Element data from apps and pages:
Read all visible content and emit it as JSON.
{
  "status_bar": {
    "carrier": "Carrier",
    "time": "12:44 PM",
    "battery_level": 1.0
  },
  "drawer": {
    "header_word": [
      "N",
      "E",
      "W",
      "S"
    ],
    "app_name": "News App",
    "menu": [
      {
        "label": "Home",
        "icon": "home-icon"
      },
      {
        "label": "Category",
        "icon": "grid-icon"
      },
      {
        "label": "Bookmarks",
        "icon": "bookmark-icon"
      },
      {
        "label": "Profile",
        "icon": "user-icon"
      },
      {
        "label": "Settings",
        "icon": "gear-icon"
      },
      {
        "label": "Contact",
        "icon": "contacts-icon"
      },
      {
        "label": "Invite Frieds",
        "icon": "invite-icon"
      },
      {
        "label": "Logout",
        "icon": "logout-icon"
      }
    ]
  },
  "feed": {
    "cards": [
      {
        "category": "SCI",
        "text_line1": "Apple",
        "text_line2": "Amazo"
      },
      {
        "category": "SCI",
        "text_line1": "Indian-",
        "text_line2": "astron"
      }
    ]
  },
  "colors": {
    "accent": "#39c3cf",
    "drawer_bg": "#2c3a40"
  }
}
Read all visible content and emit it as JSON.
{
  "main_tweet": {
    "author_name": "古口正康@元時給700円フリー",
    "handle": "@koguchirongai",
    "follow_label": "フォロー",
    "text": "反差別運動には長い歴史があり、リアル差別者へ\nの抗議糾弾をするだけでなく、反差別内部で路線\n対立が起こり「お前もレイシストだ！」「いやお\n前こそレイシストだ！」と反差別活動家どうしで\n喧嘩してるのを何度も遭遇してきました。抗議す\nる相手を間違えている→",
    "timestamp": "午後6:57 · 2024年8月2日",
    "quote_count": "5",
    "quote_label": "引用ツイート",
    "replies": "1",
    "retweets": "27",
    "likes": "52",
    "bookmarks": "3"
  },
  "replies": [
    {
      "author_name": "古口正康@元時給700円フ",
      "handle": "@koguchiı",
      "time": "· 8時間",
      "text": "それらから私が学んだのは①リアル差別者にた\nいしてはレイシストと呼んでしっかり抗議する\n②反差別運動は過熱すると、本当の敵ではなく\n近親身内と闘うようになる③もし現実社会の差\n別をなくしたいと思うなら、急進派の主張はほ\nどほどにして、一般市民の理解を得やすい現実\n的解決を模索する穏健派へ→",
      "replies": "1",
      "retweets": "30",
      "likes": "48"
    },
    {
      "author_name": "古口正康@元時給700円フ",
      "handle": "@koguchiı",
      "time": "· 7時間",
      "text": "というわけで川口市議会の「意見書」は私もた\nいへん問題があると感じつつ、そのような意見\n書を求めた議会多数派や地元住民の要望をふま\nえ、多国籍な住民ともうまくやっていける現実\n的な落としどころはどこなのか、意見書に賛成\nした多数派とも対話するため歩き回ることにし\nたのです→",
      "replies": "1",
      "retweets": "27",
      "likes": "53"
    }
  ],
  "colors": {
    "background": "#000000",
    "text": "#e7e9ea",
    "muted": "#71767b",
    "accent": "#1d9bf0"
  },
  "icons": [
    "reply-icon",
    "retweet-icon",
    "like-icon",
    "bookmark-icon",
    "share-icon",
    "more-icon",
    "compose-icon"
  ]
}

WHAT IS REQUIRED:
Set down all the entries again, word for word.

SOLUTION FOR THIS TASK:
Read all visible content and emit it as JSON.
{
  "status_bar": {
    "carrier": "Carrier",
    "time": "12:44 PM",
    "battery_level": 1.0
  },
  "drawer": {
    "header_word": [
      "N",
      "E",
      "W",
      "S"
    ],
    "app_name": "News App",
    "menu": [
      {
        "label": "Home",
        "icon": "home-icon"
      },
      {
        "label": "Category",
        "icon": "grid-icon"
      },
      {
        "label": "Bookmarks",
        "icon": "bookmark-icon"
      },
      {
        "label": "Profile",
        "icon": "user-icon"
      },
      {
        "label": "Settings",
        "icon": "gear-icon"
      },
      {
        "label": "Contact",
        "icon": "contacts-icon"
      },
      {
        "label": "Invite Frieds",
        "icon": "invite-icon"
      },
      {
        "label": "Logout",
        "icon": "logout-icon"
      }
    ]
  },
  "feed": {
    "cards": [
      {
        "category": "SCI",
        "text_line1": "Apple",
        "text_line2": "Amazo"
      },
      {
        "category": "SCI",
        "text_line1": "Indian-",
        "text_line2": "astron"
      }
    ]
  },
  "colors": {
    "accent": "#39c3cf",
    "drawer_bg": "#2c3a40"
  }
}
Read all visible content and emit it as JSON.
{
  "main_tweet": {
    "author_name": "古口正康@元時給700円フリー",
    "handle": "@koguchirongai",
    "follow_label": "フォロー",
    "text": "反差別運動には長い歴史があり、リアル差別者へ\nの抗議糾弾をするだけでなく、反差別内部で路線\n対立が起こり「お前もレイシストだ！」「いやお\n前こそレイシストだ！」と反差別活動家どうしで\n喧嘩してるのを何度も遭遇してきました。抗議す\nる相手を間違えている→",
    "timestamp": "午後6:57 · 2024年8月2日",
    "quote_count": "5",
    "quote_label": "引用ツイート",
    "replies": "1",
    "retweets": "27",
    "likes": "52",
    "bookmarks": "3"
  },
  "replies": [
    {
      "author_name": "古口正康@元時給700円フ",
      "handle": "@koguchiı",
      "time": "· 8時間",
      "text": "それらから私が学んだのは①リアル差別者にた\nいしてはレイシストと呼んでしっかり抗議する\n②反差別運動は過熱すると、本当の敵ではなく\n近親身内と闘うようになる③もし現実社会の差\n別をなくしたいと思うなら、急進派の主張はほ\nどほどにして、一般市民の理解を得やすい現実\n的解決を模索する穏健派へ→",
      "replies": "1",
      "retweets": "30",
      "likes": "48"
    },
    {
      "author_name": "古口正康@元時給700円フ",
      "handle": "@koguchiı",
      "time": "· 7時間",
      "text": "というわけで川口市議会の「意見書」は私もた\nいへん問題があると感じつつ、そのような意見\n書を求めた議会多数派や地元住民の要望をふま\nえ、多国籍な住民ともうまくやっていける現実\n的な落としどころはどこなのか、意見書に賛成\nした多数派とも対話するため歩き回ることにし\nたのです→",
      "replies": "1",
      "retweets": "27",
      "likes": "53"
    }
  ],
  "colors": {
    "background": "#000000",
    "text": "#e7e9ea",
    "muted": "#71767b",
    "accent": "#1d9bf0"
  },
  "icons": [
    "reply-icon",
    "retweet-icon",
    "like-icon",
    "bookmark-icon",
    "share-icon",
    "more-icon",
    "compose-icon"
  ]
}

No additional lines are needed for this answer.